The Men and Masculinity program was created by Safer, Cal Poly's confidential sexual assault, stalking and dating violence resource. The program's intention is to address the culture of masculinity at Cal Poly and start a dialogue about how this definition of masculinity is adding to sexual violence, and how it can be redefined to change the culture that is greatly affecting such a large protion of our student population. There is a need to address these issues on campus, and more male-identified leaders are taking a stand, encouraging outreach to men to get invovled.

the problem

Masculinity has come to the forefront of the issues in today's society. The idea that a man is supposed to be powerful, strong, emotionless and countless other things associated wtih the version of masculinity that has taken precedent in our society is troubling. It leads men to feel as if they have to fit into this mold and leaves less "masculine" males, females and non-binary people at the bottom. Hegemonic masculinity is seen as the catalyst for many of the issues in our society today, from gun violence to gender-based violence and more.

the program

Currently, the team is working to bring interested men who want to help shape what the program will become. There will be men from various groups and organizations on campus like Greek Life, athletics, minority groups and more.

On Oct. 13, Cal Poly Safer held an event in the University Union plaza in honor of It’s On Us Fall Week of Action and Domestic Violence Awareness Month, inviting prominent figures from Cal Poly to come together and stand against sexual violence. During the event, people were asked to take the It’s On Us pledge to create an environment where sexual assault survivors were supported and to stand against the culture that creates it.  “I don’t think sexual violence something very many guys think about. Being more visible on campus and making men realize that they really can do a lot to change the environment around sexual violence is a good way to change that.” – fifth year communications major Brandon Covarrubias  “We need to bring more men into the movement to end sexual violence because it's not only women affected by this. I know men who have been assaulted. And the shame women carry around with them is often so much worse in men, because we focus so much on women. How is a man supposed to share his story if this issue supposedly doesn't exist with men?” Knowing how important men are in the movement, second-year Philosophy major Gina Welish stops a male and encourages him to get involved and sign the pledge. “Men are needed in the movement because it's not a women's issue, it's a societal issue. Men are often the perpetrators of sexual assault and even if they aren't perpetrators, men can contribute to rape culture without knowing it. Men are needed to talk to other men to show that it is a manly topic and that we should care. Men are needed to help end the rape culture of jokes, of boys will be boys, of the need to have sex. Men are needed to show that masculinity can be healthy and it doesn't include sexual assault.” – senior biology major Collin Scholl Fourth-year biochemistry major Max Gomez greets fourth-year biology major Collin Scholl and fourth-year journalism major Matthew Medlin.  Scholl and Gomez are both involved with Safer and hope to bring in more men like Medlin to fight rape culture and the actions and words that create it. Fourth year wine and viticulture major Nick Paiva and fourth year mechanical engineering major Ryan Neil watch as leaders take the pledge and discuss how to get men more involved.
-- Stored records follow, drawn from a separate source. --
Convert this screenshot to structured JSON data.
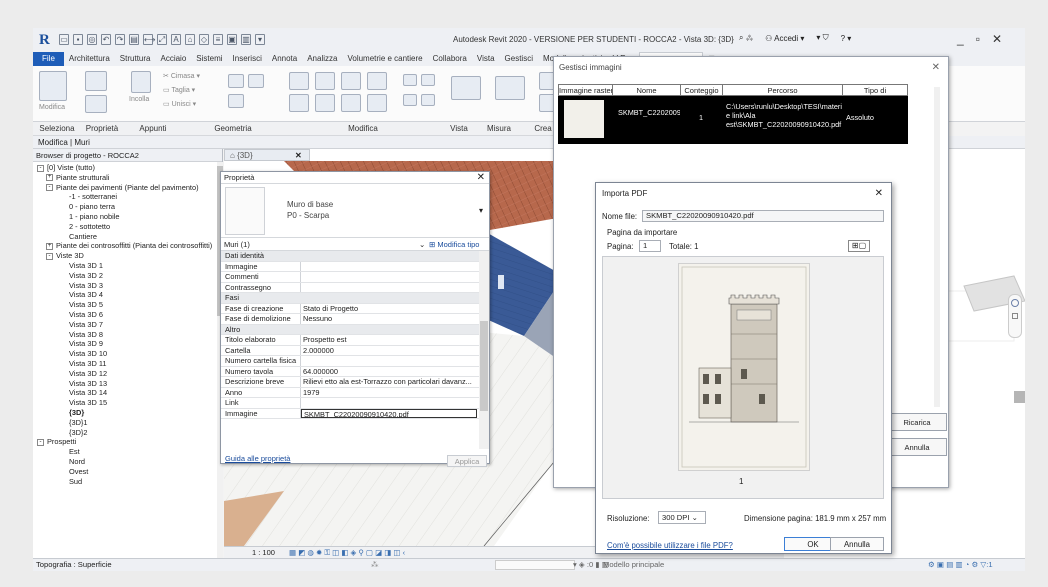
{
  "window": {
    "title": "Autodesk Revit 2020 - VERSIONE PER STUDENTI - ROCCA2 - Vista 3D: {3D}",
    "login": "Accedi",
    "help": "?"
  },
  "ribbon": {
    "tabs": [
      "File",
      "Architettura",
      "Struttura",
      "Acciaio",
      "Sistemi",
      "Inserisci",
      "Annota",
      "Analizza",
      "Volumetrie e cantiere",
      "Collabora",
      "Vista",
      "Gestisci",
      "Moduli aggiuntivi",
      "V-Ray",
      "Modifica | Muri"
    ],
    "active_tab": "Modifica | Muri",
    "tools": {
      "modify": "Modifica",
      "paste": "Incolla",
      "cope": "Cimasa",
      "cut": "Taglia",
      "join": "Unisci"
    },
    "panels": [
      "Seleziona",
      "Proprietà",
      "Appunti",
      "Geometria",
      "Modifica",
      "Vista",
      "Misura",
      "Crea"
    ],
    "context_label": "Modifica | Muri"
  },
  "browser": {
    "title": "Browser di progetto - ROCCA2",
    "items": [
      {
        "label": "[0] Viste (tutto)",
        "level": 0,
        "exp": "-"
      },
      {
        "label": "Piante strutturali",
        "level": 1,
        "exp": "+"
      },
      {
        "label": "Piante dei pavimenti (Piante del pavimento)",
        "level": 1,
        "exp": "-"
      },
      {
        "label": "-1 - sotterranei",
        "level": 2
      },
      {
        "label": "0 - piano terra",
        "level": 2
      },
      {
        "label": "1 - piano nobile",
        "level": 2
      },
      {
        "label": "2 - sottotetto",
        "level": 2
      },
      {
        "label": "Cantiere",
        "level": 2
      },
      {
        "label": "Piante dei controsoffitti (Pianta dei controsoffitti)",
        "level": 1,
        "exp": "+"
      },
      {
        "label": "Viste 3D",
        "level": 1,
        "exp": "-"
      },
      {
        "label": "Vista 3D 1",
        "level": 2
      },
      {
        "label": "Vista 3D 2",
        "level": 2
      },
      {
        "label": "Vista 3D 3",
        "level": 2
      },
      {
        "label": "Vista 3D 4",
        "level": 2
      },
      {
        "label": "Vista 3D 5",
        "level": 2
      },
      {
        "label": "Vista 3D 6",
        "level": 2
      },
      {
        "label": "Vista 3D 7",
        "level": 2
      },
      {
        "label": "Vista 3D 8",
        "level": 2
      },
      {
        "label": "Vista 3D 9",
        "level": 2
      },
      {
        "label": "Vista 3D 10",
        "level": 2
      },
      {
        "label": "Vista 3D 11",
        "level": 2
      },
      {
        "label": "Vista 3D 12",
        "level": 2
      },
      {
        "label": "Vista 3D 13",
        "level": 2
      },
      {
        "label": "Vista 3D 14",
        "level": 2
      },
      {
        "label": "Vista 3D 15",
        "level": 2
      },
      {
        "label": "{3D}",
        "level": 2,
        "bold": true
      },
      {
        "label": "{3D}1",
        "level": 2
      },
      {
        "label": "{3D}2",
        "level": 2
      },
      {
        "label": "Prospetti",
        "level": 0,
        "exp": "-"
      },
      {
        "label": "Est",
        "level": 2
      },
      {
        "label": "Nord",
        "level": 2
      },
      {
        "label": "Ovest",
        "level": 2
      },
      {
        "label": "Sud",
        "level": 2
      }
    ]
  },
  "view": {
    "tab_label": "{3D}",
    "scale": "1 : 100"
  },
  "properties": {
    "title": "Proprietà",
    "type_name_1": "Muro di base",
    "type_name_2": "P0 - Scarpa",
    "selection": "Muri (1)",
    "edit_type": "Modifica tipo",
    "rows": [
      {
        "k": "Dati identità",
        "v": "",
        "sec": true
      },
      {
        "k": "Immagine",
        "v": ""
      },
      {
        "k": "Commenti",
        "v": ""
      },
      {
        "k": "Contrassegno",
        "v": ""
      },
      {
        "k": "Fasi",
        "v": "",
        "sec": true
      },
      {
        "k": "Fase di creazione",
        "v": "Stato di Progetto"
      },
      {
        "k": "Fase di demolizione",
        "v": "Nessuno"
      },
      {
        "k": "Altro",
        "v": "",
        "sec": true
      },
      {
        "k": "Titolo elaborato",
        "v": "Prospetto est"
      },
      {
        "k": "Cartella",
        "v": "2.000000"
      },
      {
        "k": "Numero cartella fisica",
        "v": ""
      },
      {
        "k": "Numero tavola",
        "v": "64.000000"
      },
      {
        "k": "Descrizione breve",
        "v": "Rilievi etto ala est-Torrazzo con particolari davanz..."
      },
      {
        "k": "Anno",
        "v": "1979"
      },
      {
        "k": "Link",
        "v": ""
      },
      {
        "k": "Immagine",
        "v": "SKMBT_C22020090910420.pdf",
        "hl": true
      }
    ],
    "help_link": "Guida alle proprietà",
    "apply": "Applica"
  },
  "manage_images": {
    "title": "Gestisci immagini",
    "columns": [
      "Immagine raster",
      "Nome",
      "Conteggio",
      "Percorso",
      "Tipo di"
    ],
    "row": {
      "name": "SKMBT_C22020090910420.pdf",
      "count": "1",
      "path": "C:\\Users\\runlu\\Desktop\\TESI\\materiali e link\\Ala est\\SKMBT_C22020090910420.pdf",
      "type": "Assoluto"
    },
    "reload": "Ricarica",
    "cancel": "Annulla"
  },
  "import_pdf": {
    "title": "Importa PDF",
    "filename_label": "Nome file:",
    "filename": "SKMBT_C22020090910420.pdf",
    "group_label": "Pagina da importare",
    "page_label": "Pagina:",
    "page_value": "1",
    "total_label": "Totale:",
    "total_value": "1",
    "page_number": "1",
    "resolution_label": "Risoluzione:",
    "resolution_value": "300 DPI",
    "page_size": "Dimensione pagina: 181.9 mm x 257 mm",
    "help_link": "Com'è possibile utilizzare i file PDF?",
    "ok": "OK",
    "cancel": "Annulla"
  },
  "status": {
    "left": "Topografia : Superficie",
    "model": "Modello principale",
    "filter": ":1"
  }
}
Leaders from the Greek Life community were active in the day’s activities, showing their support for ending sexual violence and how important men are in the movement. It’s On Us is a national campaign started by the Obama Administration in response to the staggering number of sexual assaults that take place on college campuses. Almost 400,000 people have taken the pledge so far, and almost 200 took the pledge at the Oct. 13 event at Cal Poly. Cal Poly Vice President Keith Humphrey and President Jeffrey Armstrong pose for a picture at the event. Their attendance shows that it really is on everyone, regardless of gender or position, to take a stand in the movement Over 100 leaders turned out to pose for a photo to show that it’s on all of us – females, males, students, staff, faculty, police, city leaders and more – to support survivors and educate our community on the realities of sexual violence.  Safer’s new Men and Masculinity Coordinator Nick Bilich will start on Oct. 17 to create an effort to bring more men into this picture, and to engage them in a way that will take this movement to the next level.

the man

Nick Bilich is the Coordinator of the Men & Masculinity program at Cal Poly. He has been invovled with Safer for a few years running the respondent training which works with those who have been accused of sexual misconduct through a Title IX investigation. Since this is a new program, Bilich is currently laying the foundation for what the program will focus on and how they will be reaching men in a way that will bring them into the conversation about sexual violence.

the team

In addition to the new Men & Masculinity Coordinator, there is a team of dedicated students working to develop the program and set the foundation for where the program will go. They are working to evaluate the culture of masculinity at Cal Poly and bring in new male voices from various groups and communities on campus to make sure that everyone is included. One of the prominent catalysts that is making students think about masculinity and the idea of masculinity and what it means in our society is the 2016 Presidential Election. This has started a conversation nationwide about what it means to be a man, and that is prevalent at Cal Poly.

the solution


“My liberation as a man is tied to your liberation as a woman.” – Tony Porter